Besides, the platform also assists in lead attribution and tracking users’ contacts with product recommendations across all social media, email marketing tools, eCommerce platforms, and more.
Market Research Ingredient: Leveraging Market Research to Make Marketing Decisions
Starbucks, Apple, McDonald's, and Lego leverage market search to inform their marketing campaign strategies. Recently, Lego conducted consumer research into how society genders toys, only to discover its marketing needed to rebuild perceptions of what girls and boys play with.
A thorough examination led them to launch The Ready for Girls Campaign, which demonstrates the benefit of creative play shouldn't be curtailed by outdated stereotypes whereby activities are only suitable for one specific gender. Naturally, this led to an informed marketing decision to rebrand its products with messaging suitable to current consumers.

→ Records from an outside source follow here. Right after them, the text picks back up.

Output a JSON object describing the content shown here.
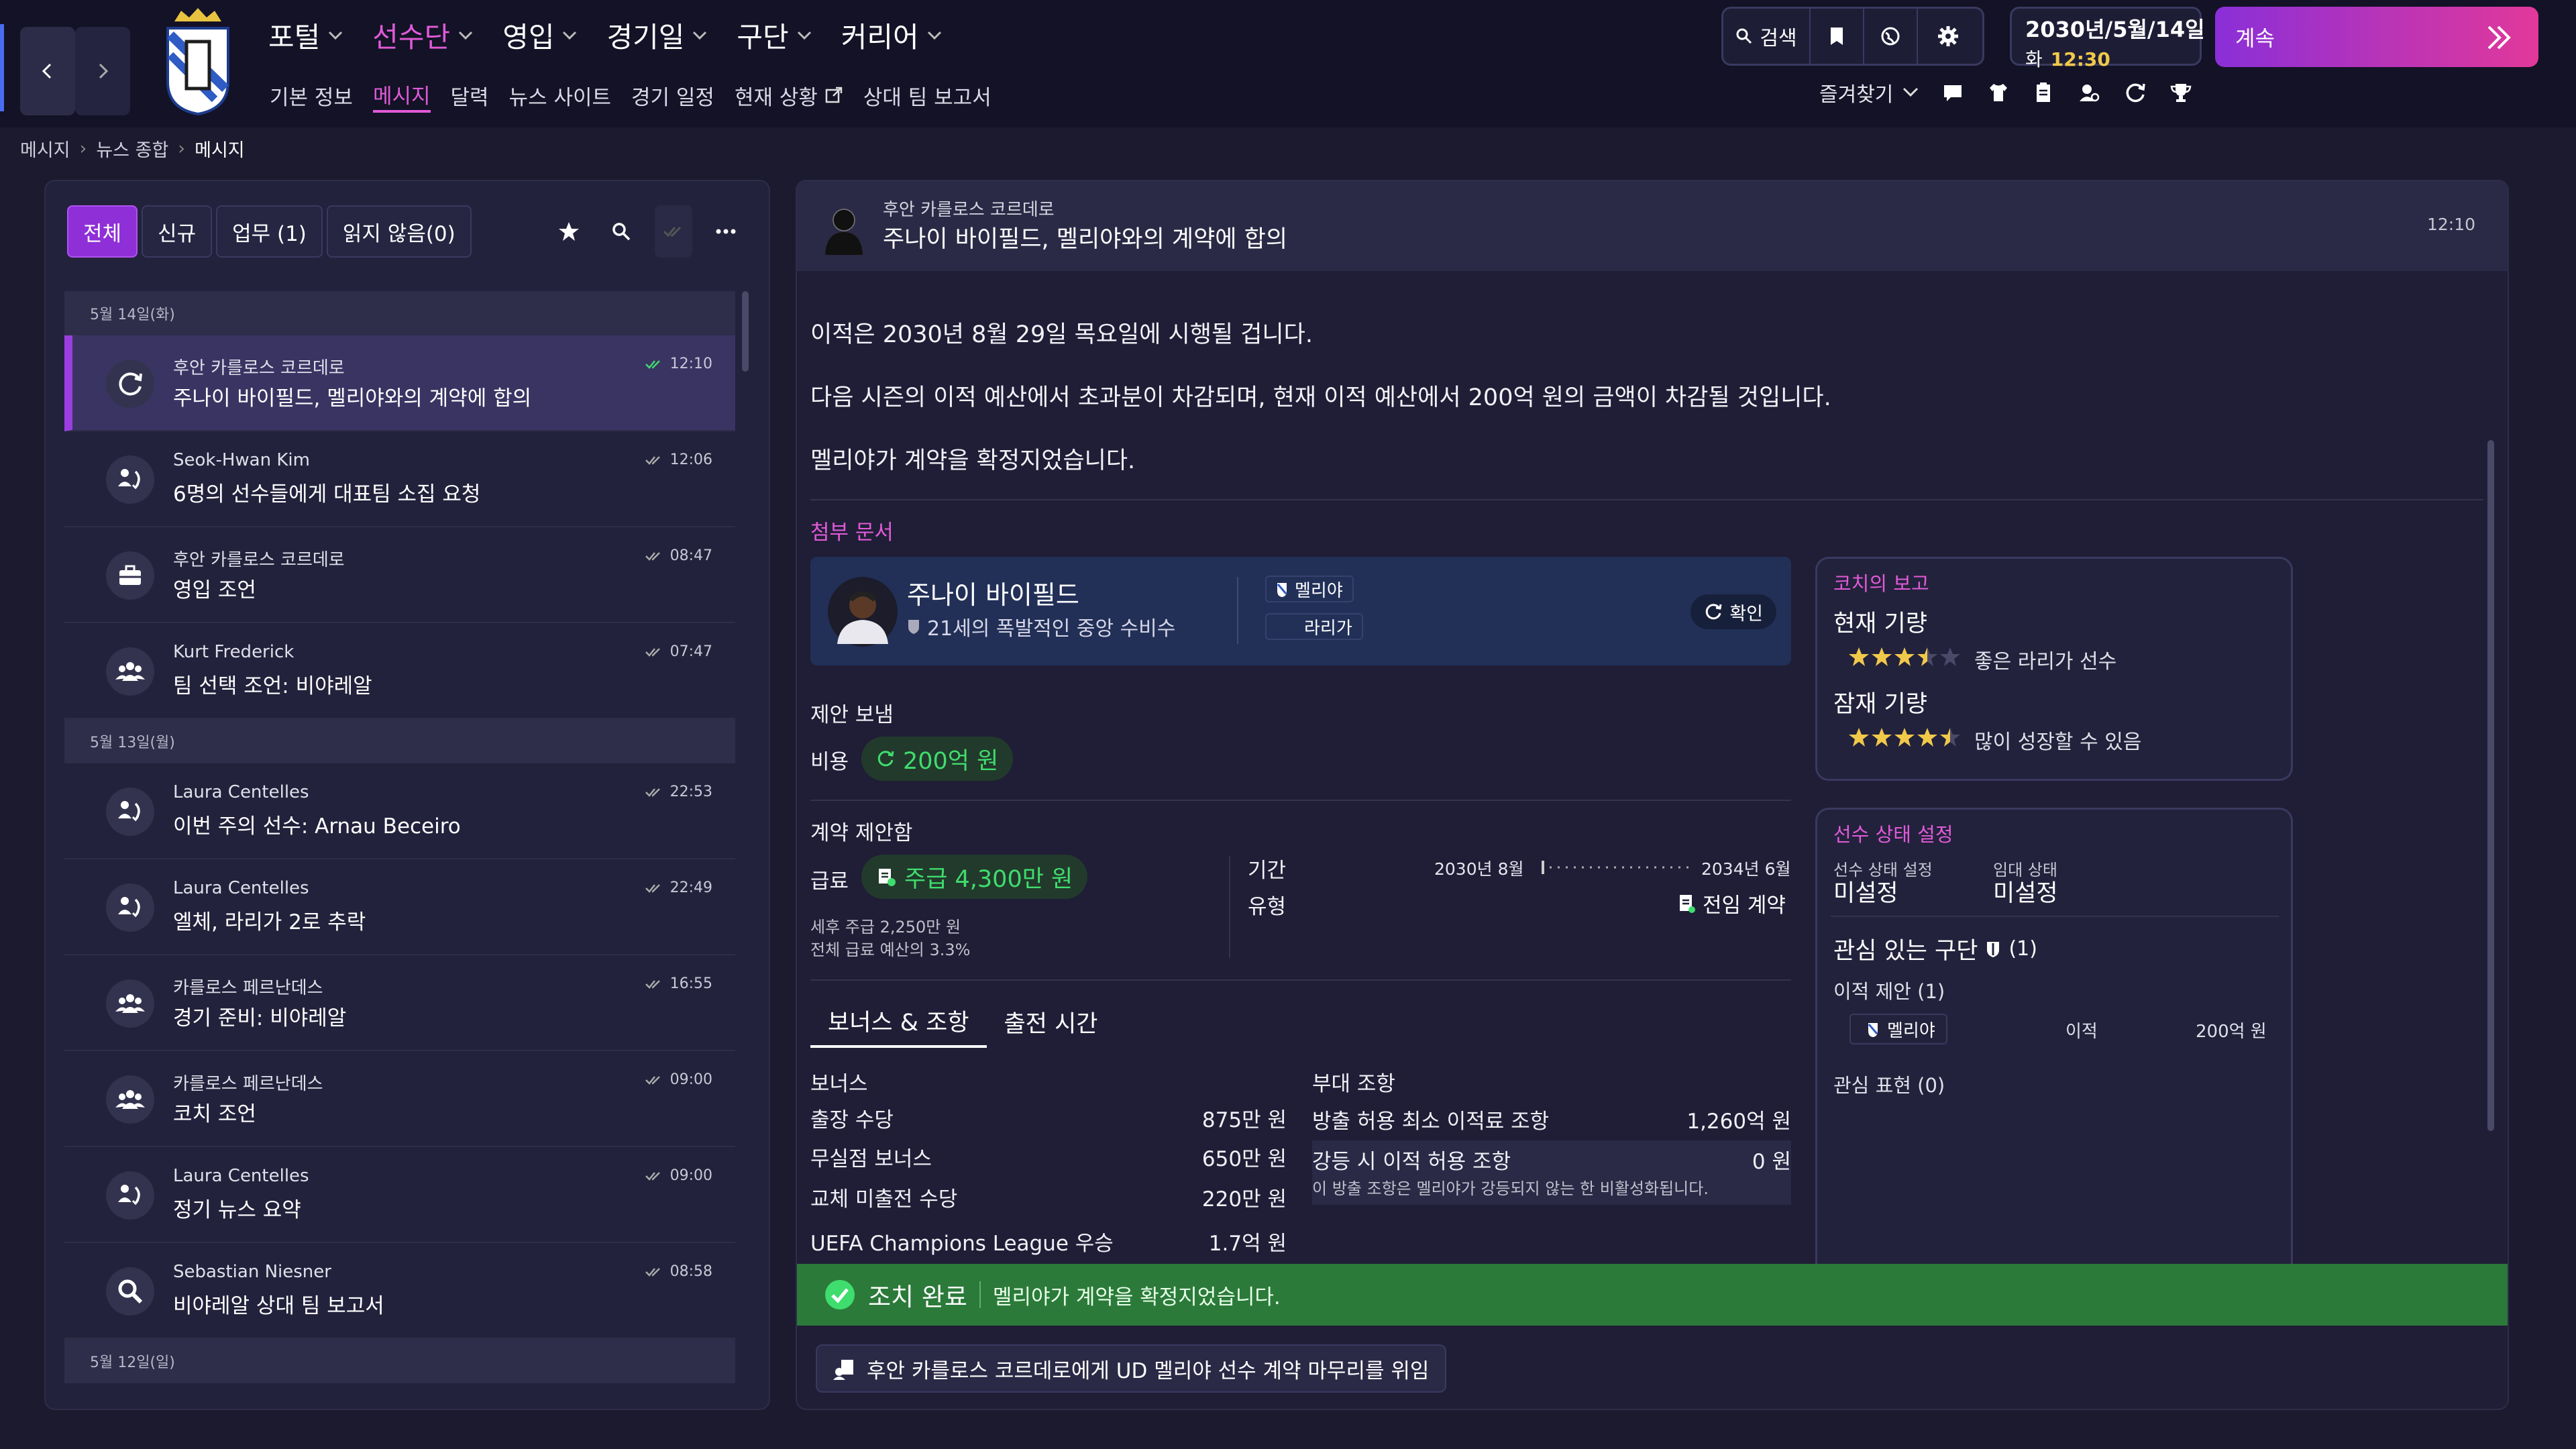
{
  "top_nav": {
    "items": [
      {
        "label": "포털"
      },
      {
        "label": "선수단"
      },
      {
        "label": "영입"
      },
      {
        "label": "경기일"
      },
      {
        "label": "구단"
      },
      {
        "label": "커리어"
      }
    ],
    "active_index": 1
  },
  "sub_nav": {
    "items": [
      {
        "label": "기본 정보"
      },
      {
        "label": "메시지"
      },
      {
        "label": "달력"
      },
      {
        "label": "뉴스 사이트"
      },
      {
        "label": "경기 일정"
      },
      {
        "label": "현재 상황"
      },
      {
        "label": "상대 팀 보고서"
      }
    ],
    "active_index": 1
  },
  "toolbar": {
    "search_label": "검색",
    "favorites_label": "즐겨찾기"
  },
  "datetime": {
    "date": "2030년/5월/14일",
    "weekday": "화",
    "time": "12:30"
  },
  "continue_label": "계속",
  "breadcrumb": [
    "메시지",
    "뉴스 종합",
    "메시지"
  ],
  "filters": {
    "tabs": [
      {
        "label": "전체"
      },
      {
        "label": "신규"
      },
      {
        "label": "업무 (1)"
      },
      {
        "label": "읽지 않음(0)"
      }
    ],
    "active_index": 0
  },
  "inbox": {
    "groups": [
      {
        "date": "5월 14일(화)",
        "messages": [
          {
            "sender": "후안 카를로스 코르데로",
            "subject": "주나이 바이필드, 멜리야와의 계약에 합의",
            "time": "12:10",
            "icon": "sync-icon",
            "selected": true
          },
          {
            "sender": "Seok-Hwan Kim",
            "subject": "6명의 선수들에게 대표팀 소집 요청",
            "time": "12:06",
            "icon": "transfer-people-icon"
          },
          {
            "sender": "후안 카를로스 코르데로",
            "subject": "영입 조언",
            "time": "08:47",
            "icon": "briefcase-icon"
          },
          {
            "sender": "Kurt Frederick",
            "subject": "팀 선택 조언: 비야레알",
            "time": "07:47",
            "icon": "group-icon"
          }
        ]
      },
      {
        "date": "5월 13일(월)",
        "messages": [
          {
            "sender": "Laura Centelles",
            "subject": "이번 주의 선수: Arnau Beceiro",
            "time": "22:53",
            "icon": "transfer-people-icon"
          },
          {
            "sender": "Laura Centelles",
            "subject": "엘체, 라리가 2로 추락",
            "time": "22:49",
            "icon": "transfer-people-icon"
          },
          {
            "sender": "카를로스 페르난데스",
            "subject": "경기 준비: 비야레알",
            "time": "16:55",
            "icon": "group-icon"
          },
          {
            "sender": "카를로스 페르난데스",
            "subject": "코치 조언",
            "time": "09:00",
            "icon": "group-icon"
          },
          {
            "sender": "Laura Centelles",
            "subject": "정기 뉴스 요약",
            "time": "09:00",
            "icon": "transfer-people-icon"
          },
          {
            "sender": "Sebastian Niesner",
            "subject": "비야레알 상대 팀 보고서",
            "time": "08:58",
            "icon": "magnifier-icon"
          }
        ]
      },
      {
        "date": "5월 12일(일)",
        "messages": []
      }
    ]
  },
  "message": {
    "sender": "후안 카를로스 코르데로",
    "subject": "주나이 바이필드, 멜리야와의 계약에 합의",
    "time": "12:10",
    "paragraphs": [
      "이적은 2030년 8월 29일 목요일에 시행될 겁니다.",
      "다음 시즌의 이적 예산에서 초과분이 차감되며, 현재 이적 예산에서 200억 원의 금액이 차감될 것입니다.",
      "멜리야가 계약을 확정지었습니다."
    ],
    "attachments_title": "첨부 문서",
    "attachment": {
      "player_name": "주나이 바이필드",
      "description": "21세의 폭발적인 중앙 수비수",
      "club": "멜리야",
      "league": "라리가",
      "confirm_label": "확인"
    },
    "offer": {
      "title": "제안 보냄",
      "fee_label": "비용",
      "fee_value": "200억 원"
    },
    "contract": {
      "title": "계약 제안함",
      "wage_label": "급료",
      "wage_value": "주급 4,300만 원",
      "after_tax": "세후 주급 2,250만 원",
      "percent_budget": "전체 급료 예산의 3.3%",
      "period_label": "기간",
      "period_start": "2030년 8월",
      "period_end": "2034년 6월",
      "type_label": "유형",
      "type_value": "전임 계약"
    },
    "tabs": [
      {
        "label": "보너스 & 조항"
      },
      {
        "label": "출전 시간"
      }
    ],
    "active_tab": 0,
    "bonuses": {
      "title": "보너스",
      "items": [
        {
          "label": "출장 수당",
          "value": "875만 원"
        },
        {
          "label": "무실점 보너스",
          "value": "650만 원"
        },
        {
          "label": "교체 미출전 수당",
          "value": "220만 원"
        },
        {
          "label": "UEFA Champions League 우승",
          "value": "1.7억 원"
        }
      ]
    },
    "clauses": {
      "title": "부대 조항",
      "items": [
        {
          "label": "방출 허용 최소 이적료 조항",
          "value": "1,260억 원"
        },
        {
          "label": "강등 시 이적 허용 조항",
          "value": "0 원",
          "note": "이 방출 조항은 멜리야가 강등되지 않는 한 비활성화됩니다."
        }
      ]
    }
  },
  "coach_report": {
    "title": "코치의 보고",
    "current_label": "현재 기량",
    "current_stars": 3.5,
    "current_text": "좋은 라리가 선수",
    "potential_label": "잠재 기량",
    "potential_stars": 4.5,
    "potential_text": "많이 성장할 수 있음"
  },
  "player_status": {
    "title": "선수 상태 설정",
    "status_label": "선수 상태 설정",
    "status_value": "미설정",
    "loan_label": "임대 상태",
    "loan_value": "미설정",
    "interested_label": "관심 있는 구단",
    "interested_count": "(1)",
    "transfer_offers_label": "이적 제안 (1)",
    "offer_club": "멜리야",
    "offer_type": "이적",
    "offer_value": "200억 원",
    "interest_label": "관심 표현 (0)"
  },
  "action_bar": {
    "title": "조치 완료",
    "text": "멜리야가 계약을 확정지었습니다."
  },
  "delegate_button": "후안 카를로스 코르데로에게 UD 멜리야 선수 계약 마무리를 위임",
  "colors": {
    "accent_pink": "#e05ad8",
    "accent_purple": "#8f2fd8",
    "green": "#3fdd6d",
    "gold_star": "#f0c94a",
    "background": "#1b1a2e"
  }
}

When Lego discovered over 50% of parents would encourage their sons to build with Lego, but only 48% would encourage their daughters, they harnessed a marketing opportunity, not only to close the gap on gender parity, but also encourage more sales for young, female consumers.
Competitor Analysis Ingredient: Leveraging Competitor Analysis to Make Marketing Decisions
A competitor analysis determines whether a company is a market leader, one of several followers, or new to the marketplace. With this information, a marketing manager has to decide how to compete in their market. This is primarily done by expanding marketing into areas with little competitor presence or targeting new demographics.
Swedish clothing brand H&M’s sales in South Africa, were among the strongest in the world in 2021, despite COVID-19 lockdowns. Since launching in the country in 2015, it has established 27 stores, with turnover fast approaching sales figures of almost R1.6 billion, comparable to countries like Portugal and Malaysia.
A competitor analysis would have revealed how even though South Africa has its own fast-fashion outlets, there is a growing middle class with buying power, who are eager to purchase European fashion. H&M currently provides marginally better quality than local brands like Mr Price that appeal to a lower LSM. It also offers a greater variety of more affordable fashion than Zara, which is considered a “luxury” fast fashion in African markets. Hence, it has found success in a retail middleground that marries price with global trends.
The principal source of competitive advantage is lower production costs and a differentiated product offering. Most organizations adopt the latter by developing a marketing strategy that includes promoting them as a thought leader, market challenger, or market flanking. They displace competitors in peripheral markets by capturing underserved audience segments.
Digital marketing is an agile practice, ever-shifting and optimizing with the launch of new technology and changes in consumer behavior. It's never a static process, which is important to take cognizance of if a business wants to leverage the full power of data to make important decisions impacting business growth.
Research conducted by Mckinsey found organizations that use data to make marketing decisions are 23 times more likely to acquire customers, six times more likely to retain them, and 19 times more likely to be profitable. This scientific approach seizes opportunities for granular growth and achieves significantly greater resilience and ROI.